# [Extracted records]
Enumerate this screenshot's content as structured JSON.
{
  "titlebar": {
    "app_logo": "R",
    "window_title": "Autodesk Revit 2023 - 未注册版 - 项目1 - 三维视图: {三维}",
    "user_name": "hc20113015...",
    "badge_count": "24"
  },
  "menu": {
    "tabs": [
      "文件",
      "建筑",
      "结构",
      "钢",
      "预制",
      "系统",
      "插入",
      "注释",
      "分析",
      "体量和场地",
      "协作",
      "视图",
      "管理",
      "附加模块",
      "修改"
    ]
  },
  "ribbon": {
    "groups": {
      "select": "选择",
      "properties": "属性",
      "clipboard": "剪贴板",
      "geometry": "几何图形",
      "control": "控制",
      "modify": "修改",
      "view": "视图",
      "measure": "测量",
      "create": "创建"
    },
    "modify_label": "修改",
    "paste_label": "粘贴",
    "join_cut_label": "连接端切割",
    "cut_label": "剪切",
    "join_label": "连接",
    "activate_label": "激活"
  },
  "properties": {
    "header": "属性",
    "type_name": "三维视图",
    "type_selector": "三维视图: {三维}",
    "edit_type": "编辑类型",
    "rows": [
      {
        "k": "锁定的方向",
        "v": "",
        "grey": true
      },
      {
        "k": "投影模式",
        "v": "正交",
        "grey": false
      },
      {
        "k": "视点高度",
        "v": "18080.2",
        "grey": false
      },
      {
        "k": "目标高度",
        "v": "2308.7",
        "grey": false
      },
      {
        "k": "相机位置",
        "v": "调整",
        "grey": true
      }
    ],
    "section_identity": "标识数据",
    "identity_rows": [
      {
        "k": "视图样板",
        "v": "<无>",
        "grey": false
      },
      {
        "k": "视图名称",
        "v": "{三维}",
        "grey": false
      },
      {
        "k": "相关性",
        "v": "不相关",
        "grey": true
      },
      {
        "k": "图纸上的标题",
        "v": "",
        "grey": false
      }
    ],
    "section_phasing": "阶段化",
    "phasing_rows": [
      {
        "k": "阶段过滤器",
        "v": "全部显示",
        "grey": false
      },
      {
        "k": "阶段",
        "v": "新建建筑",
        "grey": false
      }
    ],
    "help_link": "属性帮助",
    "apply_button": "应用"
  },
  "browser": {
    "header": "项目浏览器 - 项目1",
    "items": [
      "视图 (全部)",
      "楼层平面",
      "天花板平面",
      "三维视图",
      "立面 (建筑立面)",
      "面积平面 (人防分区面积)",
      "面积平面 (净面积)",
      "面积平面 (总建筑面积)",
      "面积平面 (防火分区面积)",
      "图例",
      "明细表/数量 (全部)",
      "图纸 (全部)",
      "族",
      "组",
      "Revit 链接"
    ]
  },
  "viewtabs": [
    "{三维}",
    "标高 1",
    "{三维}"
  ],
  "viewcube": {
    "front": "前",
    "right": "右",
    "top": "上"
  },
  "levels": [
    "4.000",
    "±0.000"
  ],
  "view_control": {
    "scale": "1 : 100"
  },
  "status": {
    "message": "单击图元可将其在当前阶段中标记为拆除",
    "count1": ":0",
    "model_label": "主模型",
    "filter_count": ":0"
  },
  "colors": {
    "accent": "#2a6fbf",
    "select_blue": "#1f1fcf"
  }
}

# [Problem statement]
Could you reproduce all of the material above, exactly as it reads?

# [Exercise response]
Enumerate this screenshot's content as structured JSON.
{
  "titlebar": {
    "app_logo": "R",
    "window_title": "Autodesk Revit 2023 - 未注册版 - 项目1 - 三维视图: {三维}",
    "user_name": "hc20113015...",
    "badge_count": "24"
  },
  "menu": {
    "tabs": [
      "文件",
      "建筑",
      "结构",
      "钢",
      "预制",
      "系统",
      "插入",
      "注释",
      "分析",
      "体量和场地",
      "协作",
      "视图",
      "管理",
      "附加模块",
      "修改"
    ]
  },
  "ribbon": {
    "groups": {
      "select": "选择",
      "properties": "属性",
      "clipboard": "剪贴板",
      "geometry": "几何图形",
      "control": "控制",
      "modify": "修改",
      "view": "视图",
      "measure": "测量",
      "create": "创建"
    },
    "modify_label": "修改",
    "paste_label": "粘贴",
    "join_cut_label": "连接端切割",
    "cut_label": "剪切",
    "join_label": "连接",
    "activate_label": "激活"
  },
  "properties": {
    "header": "属性",
    "type_name": "三维视图",
    "type_selector": "三维视图: {三维}",
    "edit_type": "编辑类型",
    "rows": [
      {
        "k": "锁定的方向",
        "v": "",
        "grey": true
      },
      {
        "k": "投影模式",
        "v": "正交",
        "grey": false
      },
      {
        "k": "视点高度",
        "v": "18080.2",
        "grey": false
      },
      {
        "k": "目标高度",
        "v": "2308.7",
        "grey": false
      },
      {
        "k": "相机位置",
        "v": "调整",
        "grey": true
      }
    ],
    "section_identity": "标识数据",
    "identity_rows": [
      {
        "k": "视图样板",
        "v": "<无>",
        "grey": false
      },
      {
        "k": "视图名称",
        "v": "{三维}",
        "grey": false
      },
      {
        "k": "相关性",
        "v": "不相关",
        "grey": true
      },
      {
        "k": "图纸上的标题",
        "v": "",
        "grey": false
      }
    ],
    "section_phasing": "阶段化",
    "phasing_rows": [
      {
        "k": "阶段过滤器",
        "v": "全部显示",
        "grey": false
      },
      {
        "k": "阶段",
        "v": "新建建筑",
        "grey": false
      }
    ],
    "help_link": "属性帮助",
    "apply_button": "应用"
  },
  "browser": {
    "header": "项目浏览器 - 项目1",
    "items": [
      "视图 (全部)",
      "楼层平面",
      "天花板平面",
      "三维视图",
      "立面 (建筑立面)",
      "面积平面 (人防分区面积)",
      "面积平面 (净面积)",
      "面积平面 (总建筑面积)",
      "面积平面 (防火分区面积)",
      "图例",
      "明细表/数量 (全部)",
      "图纸 (全部)",
      "族",
      "组",
      "Revit 链接"
    ]
  },
  "viewtabs": [
    "{三维}",
    "标高 1",
    "{三维}"
  ],
  "viewcube": {
    "front": "前",
    "right": "右",
    "top": "上"
  },
  "levels": [
    "4.000",
    "±0.000"
  ],
  "view_control": {
    "scale": "1 : 100"
  },
  "status": {
    "message": "单击图元可将其在当前阶段中标记为拆除",
    "count1": ":0",
    "model_label": "主模型",
    "filter_count": ":0"
  },
  "colors": {
    "accent": "#2a6fbf",
    "select_blue": "#1f1fcf"
  }
}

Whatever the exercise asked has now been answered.